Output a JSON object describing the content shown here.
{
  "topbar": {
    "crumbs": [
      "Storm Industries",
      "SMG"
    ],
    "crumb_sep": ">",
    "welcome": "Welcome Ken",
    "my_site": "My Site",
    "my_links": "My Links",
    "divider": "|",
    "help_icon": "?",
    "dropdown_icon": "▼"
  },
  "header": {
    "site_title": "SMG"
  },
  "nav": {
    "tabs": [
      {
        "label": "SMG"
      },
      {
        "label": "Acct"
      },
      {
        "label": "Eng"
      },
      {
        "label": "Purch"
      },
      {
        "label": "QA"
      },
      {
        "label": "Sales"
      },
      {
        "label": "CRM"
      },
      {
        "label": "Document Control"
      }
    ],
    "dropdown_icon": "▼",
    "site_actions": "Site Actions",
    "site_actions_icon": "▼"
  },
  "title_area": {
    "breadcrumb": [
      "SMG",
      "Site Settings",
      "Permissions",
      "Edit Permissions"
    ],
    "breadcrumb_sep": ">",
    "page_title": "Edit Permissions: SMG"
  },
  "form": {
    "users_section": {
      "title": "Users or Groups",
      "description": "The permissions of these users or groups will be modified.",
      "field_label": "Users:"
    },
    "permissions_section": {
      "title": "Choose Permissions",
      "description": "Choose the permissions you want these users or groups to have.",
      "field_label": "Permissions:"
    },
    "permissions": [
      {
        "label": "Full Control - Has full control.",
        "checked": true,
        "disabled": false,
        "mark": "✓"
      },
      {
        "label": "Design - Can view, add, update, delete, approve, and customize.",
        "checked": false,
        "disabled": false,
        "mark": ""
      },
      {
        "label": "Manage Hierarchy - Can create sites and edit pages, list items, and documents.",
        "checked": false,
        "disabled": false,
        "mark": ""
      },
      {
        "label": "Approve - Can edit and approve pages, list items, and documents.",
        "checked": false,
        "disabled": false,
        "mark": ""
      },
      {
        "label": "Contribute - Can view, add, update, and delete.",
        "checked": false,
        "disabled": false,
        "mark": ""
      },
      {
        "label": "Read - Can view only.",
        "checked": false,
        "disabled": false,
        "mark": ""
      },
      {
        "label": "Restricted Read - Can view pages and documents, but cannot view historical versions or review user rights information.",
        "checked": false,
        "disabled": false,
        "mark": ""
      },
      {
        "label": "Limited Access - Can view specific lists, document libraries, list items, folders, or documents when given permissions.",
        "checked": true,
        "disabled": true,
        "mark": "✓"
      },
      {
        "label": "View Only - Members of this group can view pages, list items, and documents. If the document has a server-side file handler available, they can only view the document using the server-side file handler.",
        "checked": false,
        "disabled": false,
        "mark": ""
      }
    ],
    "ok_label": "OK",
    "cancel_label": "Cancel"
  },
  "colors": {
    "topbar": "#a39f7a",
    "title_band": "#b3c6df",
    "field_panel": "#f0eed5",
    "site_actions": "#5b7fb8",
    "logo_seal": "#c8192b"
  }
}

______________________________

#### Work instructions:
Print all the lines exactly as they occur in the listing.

#### Written response:
Output a JSON object describing the content shown here.
{
  "topbar": {
    "crumbs": [
      "Storm Industries",
      "SMG"
    ],
    "crumb_sep": ">",
    "welcome": "Welcome Ken",
    "my_site": "My Site",
    "my_links": "My Links",
    "divider": "|",
    "help_icon": "?",
    "dropdown_icon": "▼"
  },
  "header": {
    "site_title": "SMG"
  },
  "nav": {
    "tabs": [
      {
        "label": "SMG"
      },
      {
        "label": "Acct"
      },
      {
        "label": "Eng"
      },
      {
        "label": "Purch"
      },
      {
        "label": "QA"
      },
      {
        "label": "Sales"
      },
      {
        "label": "CRM"
      },
      {
        "label": "Document Control"
      }
    ],
    "dropdown_icon": "▼",
    "site_actions": "Site Actions",
    "site_actions_icon": "▼"
  },
  "title_area": {
    "breadcrumb": [
      "SMG",
      "Site Settings",
      "Permissions",
      "Edit Permissions"
    ],
    "breadcrumb_sep": ">",
    "page_title": "Edit Permissions: SMG"
  },
  "form": {
    "users_section": {
      "title": "Users or Groups",
      "description": "The permissions of these users or groups will be modified.",
      "field_label": "Users:"
    },
    "permissions_section": {
      "title": "Choose Permissions",
      "description": "Choose the permissions you want these users or groups to have.",
      "field_label": "Permissions:"
    },
    "permissions": [
      {
        "label": "Full Control - Has full control.",
        "checked": true,
        "disabled": false,
        "mark": "✓"
      },
      {
        "label": "Design - Can view, add, update, delete, approve, and customize.",
        "checked": false,
        "disabled": false,
        "mark": ""
      },
      {
        "label": "Manage Hierarchy - Can create sites and edit pages, list items, and documents.",
        "checked": false,
        "disabled": false,
        "mark": ""
      },
      {
        "label": "Approve - Can edit and approve pages, list items, and documents.",
        "checked": false,
        "disabled": false,
        "mark": ""
      },
      {
        "label": "Contribute - Can view, add, update, and delete.",
        "checked": false,
        "disabled": false,
        "mark": ""
      },
      {
        "label": "Read - Can view only.",
        "checked": false,
        "disabled": false,
        "mark": ""
      },
      {
        "label": "Restricted Read - Can view pages and documents, but cannot view historical versions or review user rights information.",
        "checked": false,
        "disabled": false,
        "mark": ""
      },
      {
        "label": "Limited Access - Can view specific lists, document libraries, list items, folders, or documents when given permissions.",
        "checked": true,
        "disabled": true,
        "mark": "✓"
      },
      {
        "label": "View Only - Members of this group can view pages, list items, and documents. If the document has a server-side file handler available, they can only view the document using the server-side file handler.",
        "checked": false,
        "disabled": false,
        "mark": ""
      }
    ],
    "ok_label": "OK",
    "cancel_label": "Cancel"
  },
  "colors": {
    "topbar": "#a39f7a",
    "title_band": "#b3c6df",
    "field_panel": "#f0eed5",
    "site_actions": "#5b7fb8",
    "logo_seal": "#c8192b"
  }
}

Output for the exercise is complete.